Nearly six-in-ten Americans say democracy is working somewhat (40%) or very well (18%), according to a spring 2018 survey. But many Americans see the country falling short when it comes to some of the core elements of democracy. While 84% of the public says it is very important that “the rights and freedoms of all people are respected” in the U.S., just 47% say this describes the country very or somewhat well. When asked to compare the U.S. political system with others in developed countries, only about four-in-ten Americans (41%) say it is “best in the world” or “above average,” while 57% say it is “average” or “below average.”
Most Americans say they have achieved the “American dream” or are on their way to achieving it.
Just 17% of Americans say the American dream is “out of reach” for their family, according to an August 2017 survey.
The American dream has different meanings for Americans. Majorities say “freedom of choice in how to live” (77%), having a good family life (70%) and the ability to retire comfortably (60%) are essential to their view of the American dream. About half or fewer Americans say making valuable community contributions, owning a home and having a successful career are essential to the American dream. And just 11% say becoming wealthy is key to their view of the American dream.
About two-thirds of Americans say the country’s openness to people from around the world is “essential to who we are as a nation.”
Just 29% say that if America is too open to people from other countries, “we risk losing our identity as a nation,” according to a summer 2017 survey. Eight-in-ten Millennials say America’s openness is key to the nation’s identity, compared with 68% of Gen Xers, 61% of Boomers and 54% of Silents. Democrats and Democratic-leaning independents are more likely than Republicans and Republican leaners to say that America’s openness is essential to the country’s identity (84% vs. 47%).
A majority of Americans say the U.S. is a better place to live as a result of its growing racial and ethnic diversity.
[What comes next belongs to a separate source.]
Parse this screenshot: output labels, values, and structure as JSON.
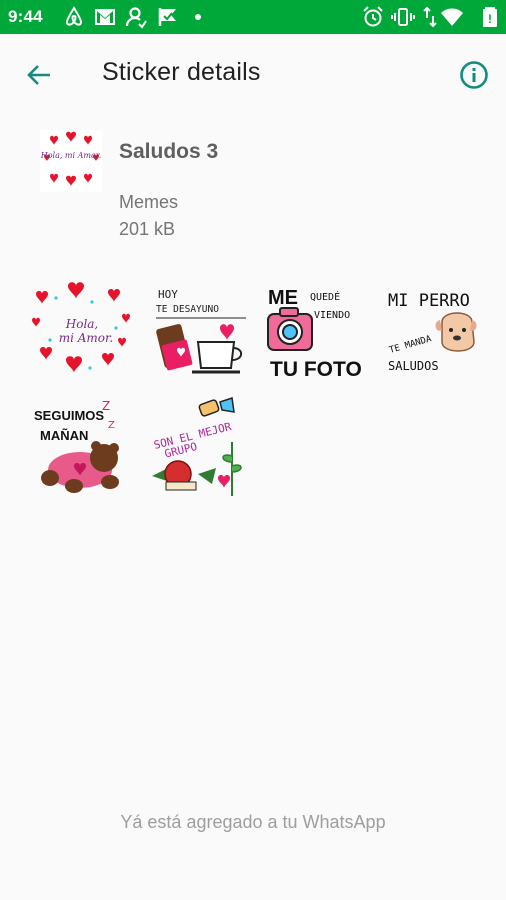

Just 9% of Americans say growing racial and ethnic diversity makes the country a worse place to live, according to a survey conducted this spring. Partisans differ in their views: While seven-in-ten Democrats and Democratic-leaning independents say the growing diversity in the U.S. makes it a better country to live, 47% of Republicans and Republican leaners say the same. More highly educated adults are more likely to embrace the effect of growing diversity on the country.